Anne Hemenway, Senior Attorney, National Legal Research Group, Inc.
It is not uncommon for a debtor who filed a Chapter 11 or 13 bankruptcy case to die or become incapacitated during the life of the bankruptcy proceeding. Under Fed. R. Bankr. P. 1016:
If a reorganization, family farmer's debt adjustment, or individual's debt adjustment case is pending under chapter 11, chapter 12, or chapter 13, the case may be dismissed; or if further administration is possible and in the best interest of the parties, the case may proceed and be concluded in the same manner, so far as possible, as though the death or incompetency had not occurred.
Interestingly, the rule is different where the debtor filed under Chapter 7. The death or incompetency of the debtor "shall not abate a liquidation case under chapter 7 of the Code." This is because the death of the debtor has no practical effect on the administration of a Chapter 7 which is in the hands of the Chapter 7 Trustee. See Hawkins v. Eads, 135 B.R. 380 (Bankr. E.D. Cal. 1991).

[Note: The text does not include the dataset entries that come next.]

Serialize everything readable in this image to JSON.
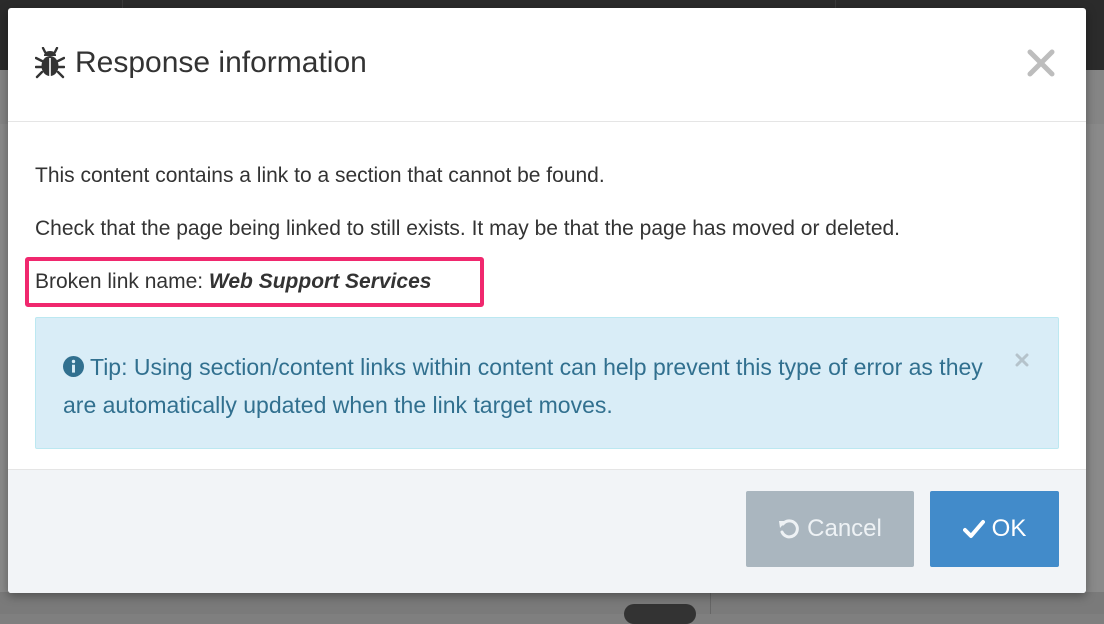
{
  "dialog": {
    "title": "Response information",
    "title_icon": "bug-icon",
    "close_icon": "close-icon"
  },
  "body": {
    "line1": "This content contains a link to a section that cannot be found.",
    "line2": "Check that the page being linked to still exists. It may be that the page has moved or deleted.",
    "broken_link_label": "Broken link name: ",
    "broken_link_name": "Web Support Services",
    "highlight_color": "#f0286e"
  },
  "tip": {
    "icon": "info-circle-icon",
    "text": "Tip: Using section/content links within content can help prevent this type of error as they are automatically updated when the link target moves.",
    "close_icon": "close-icon"
  },
  "footer": {
    "cancel_label": "Cancel",
    "cancel_icon": "undo-icon",
    "ok_label": "OK",
    "ok_icon": "check-icon"
  },
  "colors": {
    "primary": "#428bca",
    "cancel": "#aab6bf",
    "alert_bg": "#d9edf7",
    "alert_text": "#31708f"
  }
}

To avoid having a reorganization case dismissed upon the death of the debtor, an interested party must show that further administration of the case is in the best interest of the parties. The decision to proceed with the reorganization is entirely within the bankruptcy court's discretion. In re Querner, 7 F.3d 1199 (5th Cir. 1993). Most courts hold that in the Chapter 13 proceeding, if the debtor dies or becomes incapacitated after the Chapter 13 plan is confirmed, the case will not be dismissed but will proceed to its conclusion. See In re Perkins, 381 B.R. 530 (Bankr. S.D. Ill. 2007). The Rule does not preclude further administration where the Chapter 13 plan has not been confirmed prior to death, and it is possible under certain circumstances for the court to confirm a plan after the death of the debtor. In re Terry, 543 B.R. 173 (E.D. Pa. 2015).
In addition to seeking further administration, the deceased debtor's representative may seek a hardship discharge in a pending Chapter 13 case upon the death of the debtor. In In re Hoover, No. 09-71464, 2015 Bankr. LEXIS 924 (N.D. Cal. Mar. 24, 2015), the court held that the debtor need not be held accountable for his untimely death where the debtor died with just one payment left under his Chapter 13 plan. The court ordered a hardship discharge under 11 U.S.C. § 1328(b). See also In re Inyard, 532 B.R. 364 (Bankr. D. Kan. 2015).
Importantly, if a potential debtor dies prior to filing for bankruptcy protection, bankruptcy is not an option. A decedent's estate cannot be a debtor, and any attempt to seek protection under the Bankruptcy Code by the estate will be dismissed.